To Washington, Pentagon spokesman John Kirby accused Russia of “using food as a weapon”. “And we are obviously in discussions with (…) our international partners and allies on how best to respond to all of this.”, he assured. Accusations that are “unfounded”, replied Vladimir Putin.

In the United Kingdom, the British Minister of Defense on Wednesday called on Russia to “stop stealing” cereals produced by Ukraine and to let this country export them, while ruling out a lifting of sanctions requested by Moscow to avoid a global food crisis.
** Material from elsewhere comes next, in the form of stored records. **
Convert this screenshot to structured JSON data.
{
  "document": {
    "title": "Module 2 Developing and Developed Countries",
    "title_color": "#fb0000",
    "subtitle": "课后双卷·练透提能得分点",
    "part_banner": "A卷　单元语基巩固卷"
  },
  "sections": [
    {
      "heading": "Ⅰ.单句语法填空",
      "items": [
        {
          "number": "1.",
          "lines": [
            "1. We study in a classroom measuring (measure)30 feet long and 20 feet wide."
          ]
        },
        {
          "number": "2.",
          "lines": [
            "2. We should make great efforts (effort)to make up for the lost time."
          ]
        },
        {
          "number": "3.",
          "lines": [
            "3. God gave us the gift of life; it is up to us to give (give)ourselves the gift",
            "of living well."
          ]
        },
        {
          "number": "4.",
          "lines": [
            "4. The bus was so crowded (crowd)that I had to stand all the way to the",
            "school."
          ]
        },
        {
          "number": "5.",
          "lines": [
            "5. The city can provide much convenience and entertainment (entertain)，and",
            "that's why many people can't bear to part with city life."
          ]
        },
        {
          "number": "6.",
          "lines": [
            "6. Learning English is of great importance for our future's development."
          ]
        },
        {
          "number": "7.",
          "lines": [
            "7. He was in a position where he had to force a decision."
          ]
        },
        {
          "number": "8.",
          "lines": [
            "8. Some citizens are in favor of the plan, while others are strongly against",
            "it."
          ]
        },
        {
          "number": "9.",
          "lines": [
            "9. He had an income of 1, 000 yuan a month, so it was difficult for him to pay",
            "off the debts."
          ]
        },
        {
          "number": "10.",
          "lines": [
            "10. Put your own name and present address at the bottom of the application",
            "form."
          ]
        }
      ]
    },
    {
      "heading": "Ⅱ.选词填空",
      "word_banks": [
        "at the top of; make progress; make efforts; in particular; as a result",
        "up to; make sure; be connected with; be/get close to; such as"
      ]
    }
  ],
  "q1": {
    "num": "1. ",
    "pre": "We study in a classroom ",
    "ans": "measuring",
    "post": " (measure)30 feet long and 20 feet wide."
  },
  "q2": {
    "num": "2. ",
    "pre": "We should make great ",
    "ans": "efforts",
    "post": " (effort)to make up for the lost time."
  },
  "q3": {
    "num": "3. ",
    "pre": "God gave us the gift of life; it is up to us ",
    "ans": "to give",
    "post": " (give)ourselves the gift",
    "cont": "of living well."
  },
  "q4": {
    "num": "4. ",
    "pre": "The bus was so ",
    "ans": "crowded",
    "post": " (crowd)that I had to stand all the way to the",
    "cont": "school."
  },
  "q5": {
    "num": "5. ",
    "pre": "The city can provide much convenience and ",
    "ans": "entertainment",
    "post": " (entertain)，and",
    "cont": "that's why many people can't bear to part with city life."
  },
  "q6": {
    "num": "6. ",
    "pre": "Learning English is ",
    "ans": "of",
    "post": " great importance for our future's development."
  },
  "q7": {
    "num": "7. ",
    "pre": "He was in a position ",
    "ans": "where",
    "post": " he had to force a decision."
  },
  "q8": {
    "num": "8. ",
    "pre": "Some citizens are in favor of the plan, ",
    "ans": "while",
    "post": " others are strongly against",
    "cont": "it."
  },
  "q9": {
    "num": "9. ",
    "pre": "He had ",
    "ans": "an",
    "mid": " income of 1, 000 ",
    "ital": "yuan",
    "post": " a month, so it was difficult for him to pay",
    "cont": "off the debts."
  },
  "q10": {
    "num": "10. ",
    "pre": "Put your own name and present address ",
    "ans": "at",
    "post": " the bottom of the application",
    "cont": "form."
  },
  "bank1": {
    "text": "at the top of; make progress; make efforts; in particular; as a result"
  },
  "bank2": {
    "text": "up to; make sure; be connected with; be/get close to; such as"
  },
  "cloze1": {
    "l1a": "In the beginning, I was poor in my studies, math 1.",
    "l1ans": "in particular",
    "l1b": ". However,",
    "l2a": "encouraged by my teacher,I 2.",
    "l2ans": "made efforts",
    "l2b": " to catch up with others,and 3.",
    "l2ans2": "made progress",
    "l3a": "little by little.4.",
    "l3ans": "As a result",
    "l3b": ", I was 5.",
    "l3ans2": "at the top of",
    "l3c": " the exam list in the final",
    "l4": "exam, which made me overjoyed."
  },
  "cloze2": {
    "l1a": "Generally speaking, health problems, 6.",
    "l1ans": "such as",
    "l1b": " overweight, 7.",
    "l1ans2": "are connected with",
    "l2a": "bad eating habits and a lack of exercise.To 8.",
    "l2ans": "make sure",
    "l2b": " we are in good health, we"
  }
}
“I call on Russia to do the right thing in the spirit of humanity and let the grain out of Ukraine,” Ben Wallace told a press conference in Madrid with his Spanish counterpart, Margarita Robles.

“Let’s not talk about sanctions, let’s talk about doing what is right for nations around the world,” he added.

“A collaboration between Russia and Ukraine” possible

If the Russian position has aroused an outcry from Western countries, Mario Draghi has shown himself to be more favorable to the idea of ​​a “collaboration between Russia and Ukraine”. The head of the Italian government thus declared during a press conference at the end of his exchange with Vladimir Putin that “The purpose of this phone call was to ask if anything could be done to unblock the wheat that is today in storage in Ukraine.” He suggested a “collaboration between Russia and Ukraine on the unblocking of Black Sea ports” where is this wheat, which is in danger of rotting, “on the one hand to clear these ports and on the other hand to ensure that there are no skirmishes during the clearance”. Mario Draghi also indicated that there was, on the Russian side, “a readiness to continue in this direction”and whom he would call Ukrainian President Volodymyr Zelensky “to see if there is a similar will”. “When I am asked if I have seen any glimmers of hope for peace, the answer is no”however, concluded the Italian Prime Minister.

Germany sets up a “railway bridge”

To help kyiv export its grain, which is accumulating in Ukraine because of the maritime blockade imposed by Russia, Germany has set up a “railway bridge” with Ukraine.

“We believe there are about 22 million tonnes of grain stuck in Ukraine, waiting to be shipped,” General Cavoli told congressional officials.

The Romanian port of Constanta is taking part in the effort but its capacities are limited to 90,000 tons per day, explained the general, whose appointment as head of the American forces, and therefore of the NATO forces, must still be confirmed by the Congress.

“But Deutsche Bahn recently answered the call,” he added. “They set up what they call the Berlin Rail Bridge, modeled after the Berlin Airlift, to dedicate trains to transporting Ukrainian wheat to Western Europe.”

The German railway company “is extracting massive amounts of grain from Ukraine at the moment, via Poland to northern German ports for export,” he said. “Poland has established a new border regime with Germany to facilitate” this operation, he said.

The production that transits to Constanta is shipped by sea to the Black Sea, “but not to the part of the Black Sea under Russian blockade”, he said.

“I think we will have to combine modes of transport” to continue to facilitate Ukrainian grain exports, he concluded.

(with AFP)